| EXERCISE INSTRUCTIONS |
From the first line to the last, copy the data exactly.

| MATERIAL SUPPLIED |

-=-=-=-=-

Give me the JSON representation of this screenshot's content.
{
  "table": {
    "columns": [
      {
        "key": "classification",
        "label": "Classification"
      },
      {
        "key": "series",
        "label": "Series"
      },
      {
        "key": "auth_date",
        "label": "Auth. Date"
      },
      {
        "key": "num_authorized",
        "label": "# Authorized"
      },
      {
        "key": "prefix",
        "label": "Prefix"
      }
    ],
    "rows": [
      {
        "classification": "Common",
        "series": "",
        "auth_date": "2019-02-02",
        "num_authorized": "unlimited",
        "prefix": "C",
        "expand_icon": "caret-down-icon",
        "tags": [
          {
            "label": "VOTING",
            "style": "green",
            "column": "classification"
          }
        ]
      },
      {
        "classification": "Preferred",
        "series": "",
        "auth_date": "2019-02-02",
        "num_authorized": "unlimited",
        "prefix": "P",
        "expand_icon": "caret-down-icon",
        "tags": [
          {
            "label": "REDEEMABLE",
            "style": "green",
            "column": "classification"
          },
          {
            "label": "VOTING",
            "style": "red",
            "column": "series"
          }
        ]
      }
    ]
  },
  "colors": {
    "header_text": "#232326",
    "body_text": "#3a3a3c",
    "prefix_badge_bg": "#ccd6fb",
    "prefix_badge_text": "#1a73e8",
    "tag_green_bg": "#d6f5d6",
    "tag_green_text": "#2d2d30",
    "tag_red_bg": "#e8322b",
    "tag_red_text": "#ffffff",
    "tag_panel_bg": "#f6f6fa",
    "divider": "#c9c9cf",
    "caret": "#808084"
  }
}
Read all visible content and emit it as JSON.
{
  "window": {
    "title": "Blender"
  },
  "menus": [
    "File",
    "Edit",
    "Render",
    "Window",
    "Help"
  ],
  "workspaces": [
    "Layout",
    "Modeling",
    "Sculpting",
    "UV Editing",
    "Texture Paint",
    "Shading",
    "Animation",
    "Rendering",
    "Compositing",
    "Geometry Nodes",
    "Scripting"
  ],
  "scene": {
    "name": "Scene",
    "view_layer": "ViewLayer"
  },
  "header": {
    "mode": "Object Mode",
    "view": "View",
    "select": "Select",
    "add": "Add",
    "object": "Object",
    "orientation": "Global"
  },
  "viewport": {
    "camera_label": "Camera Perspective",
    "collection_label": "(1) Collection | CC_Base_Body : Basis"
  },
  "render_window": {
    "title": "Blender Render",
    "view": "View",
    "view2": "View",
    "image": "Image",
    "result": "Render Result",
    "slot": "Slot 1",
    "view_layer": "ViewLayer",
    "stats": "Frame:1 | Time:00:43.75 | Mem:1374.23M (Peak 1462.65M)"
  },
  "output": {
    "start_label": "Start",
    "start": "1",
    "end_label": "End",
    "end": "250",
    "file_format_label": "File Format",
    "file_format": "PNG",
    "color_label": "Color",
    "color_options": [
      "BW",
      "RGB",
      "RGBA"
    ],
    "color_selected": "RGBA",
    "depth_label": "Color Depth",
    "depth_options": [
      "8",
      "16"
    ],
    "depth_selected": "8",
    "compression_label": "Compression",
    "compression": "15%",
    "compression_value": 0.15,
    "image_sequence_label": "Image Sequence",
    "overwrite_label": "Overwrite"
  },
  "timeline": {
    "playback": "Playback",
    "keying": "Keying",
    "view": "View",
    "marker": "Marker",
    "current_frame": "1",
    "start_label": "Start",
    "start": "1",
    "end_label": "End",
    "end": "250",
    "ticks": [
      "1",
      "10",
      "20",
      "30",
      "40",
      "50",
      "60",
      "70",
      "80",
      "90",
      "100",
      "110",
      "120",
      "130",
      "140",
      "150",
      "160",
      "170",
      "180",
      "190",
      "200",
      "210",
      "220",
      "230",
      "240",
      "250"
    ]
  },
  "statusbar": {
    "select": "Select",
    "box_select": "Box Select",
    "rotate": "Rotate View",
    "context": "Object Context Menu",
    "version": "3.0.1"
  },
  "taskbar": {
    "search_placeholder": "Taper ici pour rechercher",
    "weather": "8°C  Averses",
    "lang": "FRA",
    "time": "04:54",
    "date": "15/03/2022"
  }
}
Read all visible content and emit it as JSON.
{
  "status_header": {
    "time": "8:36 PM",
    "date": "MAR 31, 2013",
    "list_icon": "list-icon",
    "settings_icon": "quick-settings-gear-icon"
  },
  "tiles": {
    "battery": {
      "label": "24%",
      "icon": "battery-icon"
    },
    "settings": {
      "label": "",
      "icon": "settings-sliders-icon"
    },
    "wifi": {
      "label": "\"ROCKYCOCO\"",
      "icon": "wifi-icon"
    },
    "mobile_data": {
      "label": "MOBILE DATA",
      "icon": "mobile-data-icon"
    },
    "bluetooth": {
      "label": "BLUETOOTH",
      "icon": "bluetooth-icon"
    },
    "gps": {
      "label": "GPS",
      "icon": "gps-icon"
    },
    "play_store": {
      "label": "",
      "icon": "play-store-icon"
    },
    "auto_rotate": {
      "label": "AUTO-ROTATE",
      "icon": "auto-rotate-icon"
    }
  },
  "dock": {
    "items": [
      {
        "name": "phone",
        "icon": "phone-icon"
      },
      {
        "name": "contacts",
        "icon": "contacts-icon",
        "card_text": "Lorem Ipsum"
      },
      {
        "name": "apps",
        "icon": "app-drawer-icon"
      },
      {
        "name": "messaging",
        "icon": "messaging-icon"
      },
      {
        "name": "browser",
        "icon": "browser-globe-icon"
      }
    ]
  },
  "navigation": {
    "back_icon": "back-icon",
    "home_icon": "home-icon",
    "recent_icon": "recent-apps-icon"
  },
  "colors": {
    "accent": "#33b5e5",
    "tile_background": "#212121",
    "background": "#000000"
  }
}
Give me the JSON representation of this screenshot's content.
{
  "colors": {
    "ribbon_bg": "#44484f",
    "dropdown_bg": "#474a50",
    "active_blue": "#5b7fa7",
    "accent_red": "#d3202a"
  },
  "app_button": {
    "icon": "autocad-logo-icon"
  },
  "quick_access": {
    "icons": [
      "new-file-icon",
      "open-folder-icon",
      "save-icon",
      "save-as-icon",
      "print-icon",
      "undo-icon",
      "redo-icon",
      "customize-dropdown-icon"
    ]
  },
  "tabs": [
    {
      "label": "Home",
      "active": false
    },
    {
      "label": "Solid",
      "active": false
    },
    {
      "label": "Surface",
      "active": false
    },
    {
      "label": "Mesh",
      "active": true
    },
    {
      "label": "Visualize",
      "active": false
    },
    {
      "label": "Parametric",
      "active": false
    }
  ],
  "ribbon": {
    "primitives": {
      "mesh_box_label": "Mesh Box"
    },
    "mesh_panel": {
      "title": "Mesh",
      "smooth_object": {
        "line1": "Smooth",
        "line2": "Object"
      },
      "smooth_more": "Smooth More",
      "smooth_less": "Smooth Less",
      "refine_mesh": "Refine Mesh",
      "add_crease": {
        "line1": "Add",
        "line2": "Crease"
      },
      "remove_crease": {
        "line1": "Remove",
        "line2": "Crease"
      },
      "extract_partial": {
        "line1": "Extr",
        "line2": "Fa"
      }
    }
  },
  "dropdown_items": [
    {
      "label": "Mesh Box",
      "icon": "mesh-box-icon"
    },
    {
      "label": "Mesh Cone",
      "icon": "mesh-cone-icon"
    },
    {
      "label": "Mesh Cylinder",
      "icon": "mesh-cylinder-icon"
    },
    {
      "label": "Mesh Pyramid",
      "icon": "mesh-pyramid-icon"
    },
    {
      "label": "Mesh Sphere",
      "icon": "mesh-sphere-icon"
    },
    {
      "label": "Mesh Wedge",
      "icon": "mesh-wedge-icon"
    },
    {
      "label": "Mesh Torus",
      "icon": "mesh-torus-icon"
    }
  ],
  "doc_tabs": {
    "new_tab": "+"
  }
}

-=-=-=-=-

| ANSWER BELOW |
Give me the JSON representation of this screenshot's content.
{
  "table": {
    "columns": [
      {
        "key": "classification",
        "label": "Classification"
      },
      {
        "key": "series",
        "label": "Series"
      },
      {
        "key": "auth_date",
        "label": "Auth. Date"
      },
      {
        "key": "num_authorized",
        "label": "# Authorized"
      },
      {
        "key": "prefix",
        "label": "Prefix"
      }
    ],
    "rows": [
      {
        "classification": "Common",
        "series": "",
        "auth_date": "2019-02-02",
        "num_authorized": "unlimited",
        "prefix": "C",
        "expand_icon": "caret-down-icon",
        "tags": [
          {
            "label": "VOTING",
            "style": "green",
            "column": "classification"
          }
        ]
      },
      {
        "classification": "Preferred",
        "series": "",
        "auth_date": "2019-02-02",
        "num_authorized": "unlimited",
        "prefix": "P",
        "expand_icon": "caret-down-icon",
        "tags": [
          {
            "label": "REDEEMABLE",
            "style": "green",
            "column": "classification"
          },
          {
            "label": "VOTING",
            "style": "red",
            "column": "series"
          }
        ]
      }
    ]
  },
  "colors": {
    "header_text": "#232326",
    "body_text": "#3a3a3c",
    "prefix_badge_bg": "#ccd6fb",
    "prefix_badge_text": "#1a73e8",
    "tag_green_bg": "#d6f5d6",
    "tag_green_text": "#2d2d30",
    "tag_red_bg": "#e8322b",
    "tag_red_text": "#ffffff",
    "tag_panel_bg": "#f6f6fa",
    "divider": "#c9c9cf",
    "caret": "#808084"
  }
}
Read all visible content and emit it as JSON.
{
  "window": {
    "title": "Blender"
  },
  "menus": [
    "File",
    "Edit",
    "Render",
    "Window",
    "Help"
  ],
  "workspaces": [
    "Layout",
    "Modeling",
    "Sculpting",
    "UV Editing",
    "Texture Paint",
    "Shading",
    "Animation",
    "Rendering",
    "Compositing",
    "Geometry Nodes",
    "Scripting"
  ],
  "scene": {
    "name": "Scene",
    "view_layer": "ViewLayer"
  },
  "header": {
    "mode": "Object Mode",
    "view": "View",
    "select": "Select",
    "add": "Add",
    "object": "Object",
    "orientation": "Global"
  },
  "viewport": {
    "camera_label": "Camera Perspective",
    "collection_label": "(1) Collection | CC_Base_Body : Basis"
  },
  "render_window": {
    "title": "Blender Render",
    "view": "View",
    "view2": "View",
    "image": "Image",
    "result": "Render Result",
    "slot": "Slot 1",
    "view_layer": "ViewLayer",
    "stats": "Frame:1 | Time:00:43.75 | Mem:1374.23M (Peak 1462.65M)"
  },
  "output": {
    "start_label": "Start",
    "start": "1",
    "end_label": "End",
    "end": "250",
    "file_format_label": "File Format",
    "file_format": "PNG",
    "color_label": "Color",
    "color_options": [
      "BW",
      "RGB",
      "RGBA"
    ],
    "color_selected": "RGBA",
    "depth_label": "Color Depth",
    "depth_options": [
      "8",
      "16"
    ],
    "depth_selected": "8",
    "compression_label": "Compression",
    "compression": "15%",
    "compression_value": 0.15,
    "image_sequence_label": "Image Sequence",
    "overwrite_label": "Overwrite"
  },
  "timeline": {
    "playback": "Playback",
    "keying": "Keying",
    "view": "View",
    "marker": "Marker",
    "current_frame": "1",
    "start_label": "Start",
    "start": "1",
    "end_label": "End",
    "end": "250",
    "ticks": [
      "1",
      "10",
      "20",
      "30",
      "40",
      "50",
      "60",
      "70",
      "80",
      "90",
      "100",
      "110",
      "120",
      "130",
      "140",
      "150",
      "160",
      "170",
      "180",
      "190",
      "200",
      "210",
      "220",
      "230",
      "240",
      "250"
    ]
  },
  "statusbar": {
    "select": "Select",
    "box_select": "Box Select",
    "rotate": "Rotate View",
    "context": "Object Context Menu",
    "version": "3.0.1"
  },
  "taskbar": {
    "search_placeholder": "Taper ici pour rechercher",
    "weather": "8°C  Averses",
    "lang": "FRA",
    "time": "04:54",
    "date": "15/03/2022"
  }
}
Read all visible content and emit it as JSON.
{
  "status_header": {
    "time": "8:36 PM",
    "date": "MAR 31, 2013",
    "list_icon": "list-icon",
    "settings_icon": "quick-settings-gear-icon"
  },
  "tiles": {
    "battery": {
      "label": "24%",
      "icon": "battery-icon"
    },
    "settings": {
      "label": "",
      "icon": "settings-sliders-icon"
    },
    "wifi": {
      "label": "\"ROCKYCOCO\"",
      "icon": "wifi-icon"
    },
    "mobile_data": {
      "label": "MOBILE DATA",
      "icon": "mobile-data-icon"
    },
    "bluetooth": {
      "label": "BLUETOOTH",
      "icon": "bluetooth-icon"
    },
    "gps": {
      "label": "GPS",
      "icon": "gps-icon"
    },
    "play_store": {
      "label": "",
      "icon": "play-store-icon"
    },
    "auto_rotate": {
      "label": "AUTO-ROTATE",
      "icon": "auto-rotate-icon"
    }
  },
  "dock": {
    "items": [
      {
        "name": "phone",
        "icon": "phone-icon"
      },
      {
        "name": "contacts",
        "icon": "contacts-icon",
        "card_text": "Lorem Ipsum"
      },
      {
        "name": "apps",
        "icon": "app-drawer-icon"
      },
      {
        "name": "messaging",
        "icon": "messaging-icon"
      },
      {
        "name": "browser",
        "icon": "browser-globe-icon"
      }
    ]
  },
  "navigation": {
    "back_icon": "back-icon",
    "home_icon": "home-icon",
    "recent_icon": "recent-apps-icon"
  },
  "colors": {
    "accent": "#33b5e5",
    "tile_background": "#212121",
    "background": "#000000"
  }
}
Give me the JSON representation of this screenshot's content.
{
  "colors": {
    "ribbon_bg": "#44484f",
    "dropdown_bg": "#474a50",
    "active_blue": "#5b7fa7",
    "accent_red": "#d3202a"
  },
  "app_button": {
    "icon": "autocad-logo-icon"
  },
  "quick_access": {
    "icons": [
      "new-file-icon",
      "open-folder-icon",
      "save-icon",
      "save-as-icon",
      "print-icon",
      "undo-icon",
      "redo-icon",
      "customize-dropdown-icon"
    ]
  },
  "tabs": [
    {
      "label": "Home",
      "active": false
    },
    {
      "label": "Solid",
      "active": false
    },
    {
      "label": "Surface",
      "active": false
    },
    {
      "label": "Mesh",
      "active": true
    },
    {
      "label": "Visualize",
      "active": false
    },
    {
      "label": "Parametric",
      "active": false
    }
  ],
  "ribbon": {
    "primitives": {
      "mesh_box_label": "Mesh Box"
    },
    "mesh_panel": {
      "title": "Mesh",
      "smooth_object": {
        "line1": "Smooth",
        "line2": "Object"
      },
      "smooth_more": "Smooth More",
      "smooth_less": "Smooth Less",
      "refine_mesh": "Refine Mesh",
      "add_crease": {
        "line1": "Add",
        "line2": "Crease"
      },
      "remove_crease": {
        "line1": "Remove",
        "line2": "Crease"
      },
      "extract_partial": {
        "line1": "Extr",
        "line2": "Fa"
      }
    }
  },
  "dropdown_items": [
    {
      "label": "Mesh Box",
      "icon": "mesh-box-icon"
    },
    {
      "label": "Mesh Cone",
      "icon": "mesh-cone-icon"
    },
    {
      "label": "Mesh Cylinder",
      "icon": "mesh-cylinder-icon"
    },
    {
      "label": "Mesh Pyramid",
      "icon": "mesh-pyramid-icon"
    },
    {
      "label": "Mesh Sphere",
      "icon": "mesh-sphere-icon"
    },
    {
      "label": "Mesh Wedge",
      "icon": "mesh-wedge-icon"
    },
    {
      "label": "Mesh Torus",
      "icon": "mesh-torus-icon"
    }
  ],
  "doc_tabs": {
    "new_tab": "+"
  }
}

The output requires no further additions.